▸ **Work instruction**: Look for the word "gratis" in the entries below, then copy every line that has it.

▸ **Exercise inputs**:

+++

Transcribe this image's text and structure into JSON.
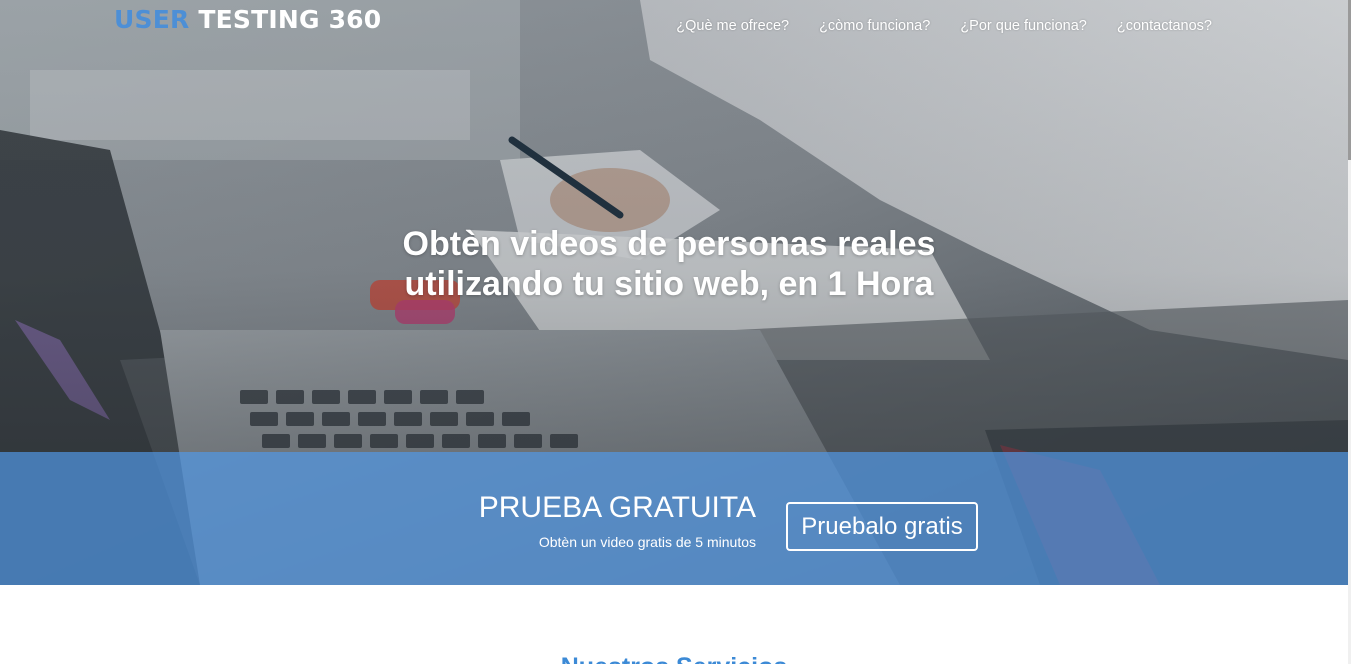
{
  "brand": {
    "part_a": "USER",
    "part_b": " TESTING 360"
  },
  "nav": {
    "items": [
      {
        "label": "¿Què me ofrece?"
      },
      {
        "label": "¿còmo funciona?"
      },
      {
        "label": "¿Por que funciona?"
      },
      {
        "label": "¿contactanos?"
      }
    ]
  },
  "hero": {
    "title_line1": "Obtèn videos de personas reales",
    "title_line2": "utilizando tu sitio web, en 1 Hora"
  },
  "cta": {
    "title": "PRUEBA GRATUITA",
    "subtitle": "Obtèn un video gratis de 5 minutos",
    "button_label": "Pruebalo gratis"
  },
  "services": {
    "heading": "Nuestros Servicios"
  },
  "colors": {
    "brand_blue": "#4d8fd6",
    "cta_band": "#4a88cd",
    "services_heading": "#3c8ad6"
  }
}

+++

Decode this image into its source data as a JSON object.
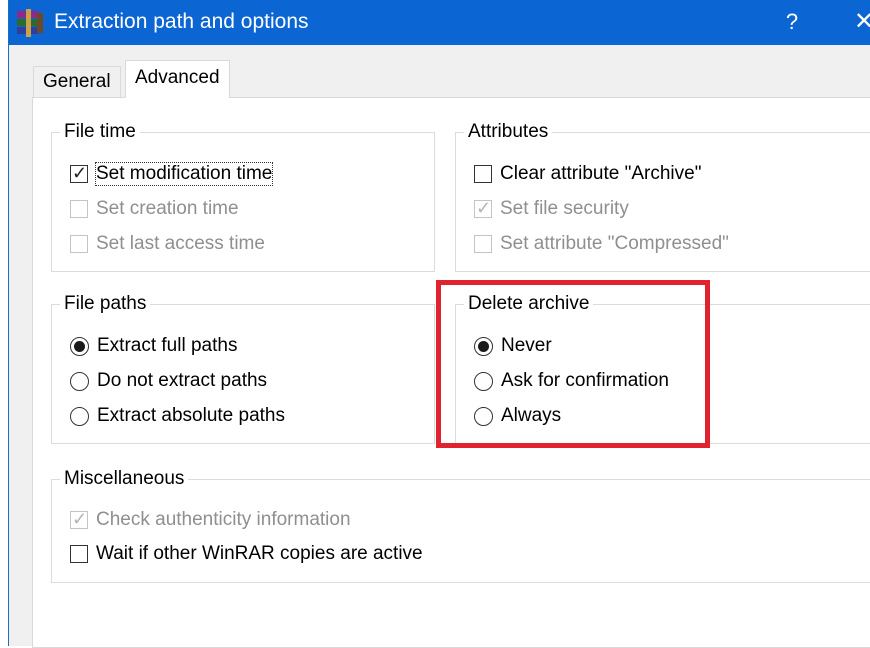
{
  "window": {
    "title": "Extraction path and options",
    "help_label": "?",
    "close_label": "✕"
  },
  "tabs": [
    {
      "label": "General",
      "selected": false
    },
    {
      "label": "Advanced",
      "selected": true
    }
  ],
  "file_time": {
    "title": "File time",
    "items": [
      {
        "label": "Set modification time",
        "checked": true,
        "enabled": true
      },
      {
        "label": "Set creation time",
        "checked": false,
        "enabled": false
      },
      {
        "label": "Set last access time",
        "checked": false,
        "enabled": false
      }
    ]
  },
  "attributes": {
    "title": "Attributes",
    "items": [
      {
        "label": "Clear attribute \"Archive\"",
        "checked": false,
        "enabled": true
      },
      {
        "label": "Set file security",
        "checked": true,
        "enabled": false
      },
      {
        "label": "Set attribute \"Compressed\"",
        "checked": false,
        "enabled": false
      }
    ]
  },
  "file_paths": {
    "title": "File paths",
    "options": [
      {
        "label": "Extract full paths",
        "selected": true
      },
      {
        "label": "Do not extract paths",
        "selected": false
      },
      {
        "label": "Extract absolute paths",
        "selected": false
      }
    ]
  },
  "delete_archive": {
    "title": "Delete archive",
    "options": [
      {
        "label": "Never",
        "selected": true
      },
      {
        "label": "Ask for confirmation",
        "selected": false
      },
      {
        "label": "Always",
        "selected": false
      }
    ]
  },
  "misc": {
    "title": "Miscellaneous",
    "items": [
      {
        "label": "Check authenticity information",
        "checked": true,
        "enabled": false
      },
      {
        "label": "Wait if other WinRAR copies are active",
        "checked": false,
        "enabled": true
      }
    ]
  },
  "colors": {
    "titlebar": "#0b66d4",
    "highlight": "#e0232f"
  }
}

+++

▸ **Output for this task**:
    "subtitle": "Obtèn un video gratis de 5 minutos",
    "button_label": "Pruebalo gratis"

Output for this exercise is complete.